Forty years ago, the U.S. Cross Country Championships came to Anchorage amid a deep freeze that sent the mercury below zero.
Toes froze, fingers froze — and maybe a few brains did too.
That would explain why some Alaskans remember the races, but not whether they competed in them or not.
"I think I raced," said 76-year-old Tom Nelson of Anchorage, "but I wouldn't have done very well. I'd only been racing for five or six years then."
Nelson on Sunday brought a race bib from the 1978 series to Kincaid Park, where he and others who either skied or worked at the race series swapped stories.
Memories were fuzzy regarding results. Jim Renkert remembered that Bob Treadwell, a New Hampshire skier on the U.S. Ski Team, won one of the races. A few people correctly speculated that Alison Owen, the great Alaska Methodist University skier, won a race or two.
But mostly they remembered the cold. And the beer.
Prinz Brau, a beer brewed in Anchorage back then in a Huffman-area building where the Anchorage School District now makes school lunches, was the race sponsor. Its name was on race bibs, and its product was widely sampled.
"There were copious amounts of the sponsor's product at the awards banquet, and the drinking age back then was 18," Anchorage skier Tim Kelley, who at the time raced for the University of Vermont and the U.S. Ski Team, said by email.
"I remember a bunch of us decided to take bottles of Prinz Brau back to Vermont so our friends could try this exotic Alaskan beer. But when we got to the airport we were told that we could not bring glass bottles of beer in our baggage. Being frugal New Englanders, we made sure none of the beer was wasted. And we all ended up sleeping very well on the flight back East."

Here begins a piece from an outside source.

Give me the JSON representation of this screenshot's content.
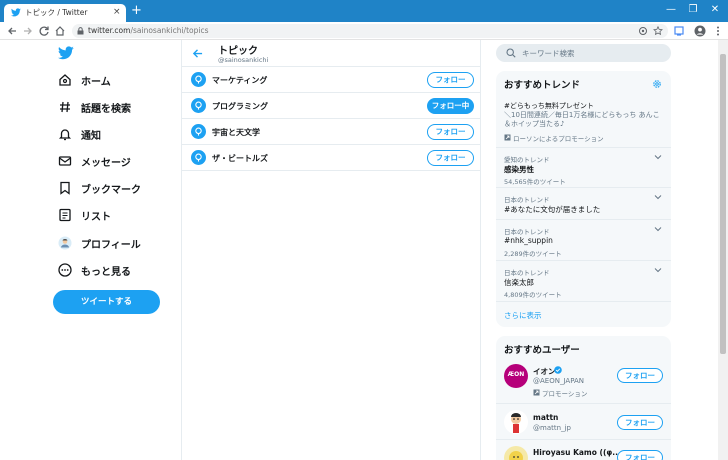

Renkert, who also was in college then, recalled the headline from a Sports Illustrated story about the championships: "Land of the Ice-Cold Eyeballs."
Tom Corbin, the former Service High ski coach, shared vivid memories of a 50-kilometer race held in sub-zero temperatures. The race started and ended as what is popularly known as Beer Can Lake but is officially known as Little Campbell Lake.
"I froze my fingers for the second time in the 50K," Corbin said. "I hallucinated all the way down the S turns coming (back to the lake)."
The relay races drew a crowd estimated at 3,000 to Russian Jack Springs Park, where the blockbuster Alaska team of Owen, Lynn Spencer and Betsy Haines won the women's race.
Other races were at Kincaid, which was just emerging as a cross-country venue. There was no bridge, so volunteers shoveled snow onto the road to accommodate the race loops.
The Nike missile site, where the chalet and stadium are now, was still active. "There was a sign that said 'Deadly fire authorized,' '' Renkert said.
No skiing was allowed near the missile site, Kelley said: "There was double chain-link fencing and big mercury vapor spotlights and guard towers and guard dogs and lots of missiles."
The Sports Illustrated story described Kincaid Park as "a bleak yet beautiful wilderness area outside Anchorage where the trails were surprisingly impressive."
Today, parts of the park can still feel like wilderness, but it abuts a neighborhood and never lacks for visitors. And the trails remain impressive — although not surprisingly so, given how often Kincaid hosts national competitions.
Renkert said the 1978 races helped Anchorage envision what was to come at the park — the extensive trail system, the chalet, the lighted loops, the big-screen scoreboard, the tunnel into the stadium, the snow-making system, all of those things.
Much has changed at Kincaid Park in 40 years, but at least one thing remains constant: John Mucha.
The Anchorage man skied at the 1978 races, when he was 19. And he's skiing at the 2018 races, at age 59.
"I love the whole experience of ski racing," said Mucha, who finished last in both Sunday's 30K and Wednesday's 10K. "It's fun to be in the wax room with everyone."
Does he get much reaction from competitors 40 years his junior?
"Not really," he said. "Other than 'TRACK!' ''